Tisbury Water Works (TWW) has begun work to construct a new office and garage on two acres above the road from its current location overlooking Tashmoo Pond.
At the moment, the project, approved at the annual town meeting in April, consists of just a steep road and cleared trees. At the top of that path is a large, barren piece of land full of tree stumps and piles of branches.
The project will resume in the new fiscal year that begins July 1.
“Right now we’re not doing anything, because last year we budgeted to do the tree work, which we’ve done, and now all the money that was appropriated that night is not available until July 1,” chairman of the Tisbury Water Commission David Schwab said.
“All the money” is $1 million, which TWW borrowed from the town for the project and plans to pay back over five years.
Construction or excavation is not in the immediate plans, because an archaeological survey must be done on the property. According to Mr. Schwab, the property was an ideal wintering site for the Wampanoag tribe due to its proximity to salt and fresh water. As a result, TWW must hire a tribe-approved archaeologist to conduct a survey and look for any signs of settlement. The same survey was necessary when TWW and the spring building had a new septic system put in place on its current property next to Tashmoo spring.
Mr. Schwab said the town purchased the land in 1949. “If something pops up in the archaeological survey, then we would have some decisions to make,” Mr. Schwab said. “But it’s a part of life.”
According to the presentation given by the water commission in April, the new building is necessary because the existing facility is a “size 10 operation in a size 2 shoe.” The current TWW office at Tashmoo spring was built in the 1930s as a small house for the superintendent to live in.
“With the superintendent and his family living there, he could constantly go down and check on the pumping system, because back then it was coal and steam,” Mr. Schwab said. “He could constantly keep the thing up and running and maintain the water pressure to the town.”
But what was once a small family home is now a staff office, operations and management building, public business, and equipment and materials storage facility. Now that direct access to the pond is no longer necessary, TWW is ready to move on from its current site.
The current property slopes downward towards the water and has little room for expansion. A lack of garaging means equipment and parts are stored outside and at remote locations. The current property is also not set up for public use, as it was once a private home. The property has little parking, and no public restrooms.

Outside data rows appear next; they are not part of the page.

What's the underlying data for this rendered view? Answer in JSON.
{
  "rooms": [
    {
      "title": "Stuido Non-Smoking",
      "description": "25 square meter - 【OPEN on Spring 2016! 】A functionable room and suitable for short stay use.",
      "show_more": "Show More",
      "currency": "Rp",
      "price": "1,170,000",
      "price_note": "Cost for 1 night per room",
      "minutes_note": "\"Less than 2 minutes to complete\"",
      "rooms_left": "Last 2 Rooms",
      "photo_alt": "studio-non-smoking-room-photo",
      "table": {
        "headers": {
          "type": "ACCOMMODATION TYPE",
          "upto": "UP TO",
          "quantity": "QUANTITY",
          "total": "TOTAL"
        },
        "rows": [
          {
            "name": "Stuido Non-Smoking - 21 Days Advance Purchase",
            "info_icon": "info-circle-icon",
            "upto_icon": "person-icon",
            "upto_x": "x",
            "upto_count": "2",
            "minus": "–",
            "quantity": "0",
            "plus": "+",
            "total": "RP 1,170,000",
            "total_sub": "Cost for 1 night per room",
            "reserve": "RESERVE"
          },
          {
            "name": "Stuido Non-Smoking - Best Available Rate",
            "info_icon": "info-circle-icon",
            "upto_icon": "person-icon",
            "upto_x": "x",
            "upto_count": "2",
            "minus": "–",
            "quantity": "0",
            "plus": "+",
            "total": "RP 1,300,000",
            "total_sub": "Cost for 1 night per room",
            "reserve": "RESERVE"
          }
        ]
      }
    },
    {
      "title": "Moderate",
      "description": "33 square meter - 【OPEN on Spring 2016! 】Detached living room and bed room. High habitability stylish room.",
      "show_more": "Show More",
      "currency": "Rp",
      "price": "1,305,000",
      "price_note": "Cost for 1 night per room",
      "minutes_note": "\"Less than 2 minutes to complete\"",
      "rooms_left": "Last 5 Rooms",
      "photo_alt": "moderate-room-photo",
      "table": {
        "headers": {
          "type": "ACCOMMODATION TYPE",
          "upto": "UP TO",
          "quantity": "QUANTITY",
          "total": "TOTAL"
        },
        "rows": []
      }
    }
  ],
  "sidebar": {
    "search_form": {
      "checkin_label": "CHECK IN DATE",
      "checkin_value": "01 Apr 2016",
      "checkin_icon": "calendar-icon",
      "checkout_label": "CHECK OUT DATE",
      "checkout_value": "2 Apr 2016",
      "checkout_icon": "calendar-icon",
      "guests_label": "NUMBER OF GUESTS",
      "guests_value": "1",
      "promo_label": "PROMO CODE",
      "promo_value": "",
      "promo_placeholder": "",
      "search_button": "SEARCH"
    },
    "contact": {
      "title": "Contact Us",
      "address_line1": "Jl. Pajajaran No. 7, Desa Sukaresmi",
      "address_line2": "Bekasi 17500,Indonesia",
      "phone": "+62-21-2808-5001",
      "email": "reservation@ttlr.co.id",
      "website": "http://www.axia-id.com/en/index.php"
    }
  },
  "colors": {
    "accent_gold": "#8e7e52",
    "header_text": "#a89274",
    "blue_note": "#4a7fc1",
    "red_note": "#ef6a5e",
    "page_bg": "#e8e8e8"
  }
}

It also impedes access to what has become a popular public destination, Tashmoo spring.
According to the presentation, the commissioners “have evaluated their options off and on for the past 20 years.”
When planning where to build the new facility, TWW considered many properties and screened them based on a list of criteria that included land ownership, parcel size and usable land area, proximity to TWW operations, public accessibility, screening to abutters, and site conditions for development.
The West Spring Street location was chosen because, according to the presentation, it is across the street from the current office, has excellent access for the public, has an excess of 2 acres, has an excellent setback distance of more than 100 feet, and has a vegetative screening from abutters.
But not everyone agreed with that choice. Ralph Packer was a water commissioner for 20 years, and although he was no longer a commissioner when the proposal was made in April, he was a proponent of building on the DPW property.
“They do need a facility, but I’m not sure the location is the proper location,” he said. “I think our town has to centralize, and when one department depends on the other department, they need to be close together.”
According to Mr. Schwab, there wasn’t enough room on the DPW property.
“We went to the DPW commissioners, and we needed roughly two acres, because we need room to expand,” he said. “The facility we’re constructing can serve the water company for the next 50 years, not just the next couple years.”
He said the DPW has plans for its own expansion on that property, and using that land would necessitate “jamming us in there.”
The new TWW facility will feature an office area, parking for staff and the public, inside parts storage in a basement, a garage for equipment storage, and an area for outside material storage. If the project goes as planned, they will be leaving their current property to the town in hopes that Tashmoo spring “becomes open space and a recreational resource for the community,” according to the presentation.
“We’re trying to get out of there because the spring building committee has done such a great job restoring,” Mr. Schwab said. “We think that by getting our equipment out of there, it enhances that whole area.”
He said the area has become “quite a gem of Vineyard Haven” because of the spring building committee’s efforts to restore the old Tashmoo spring water supply building. He said the committee has worked hard over the past four to five years securing grants and funds in order to restore the building. Mr. Schwab said people have expressed interest in holding weddings and functions there, and he believes the presence of the Water Works building impedes that.
“If we move our equipment across the street out of the way, they can tear down that building, they can do whatever they want,” he said. “I think it would be more welcoming to other people.”
“We’re basically a small construction company,” he said. “We have all the equipment there, and people just don’t feel comfortable driving in there. If we move out, clear it all out, and make some parking there, I think the park itself will really take off. It will be much more inviting.”
If all goes as planned, TWW will be out of its current location and moved across the street at some point in 2016, and the only thing they’ll miss is their waterfront view.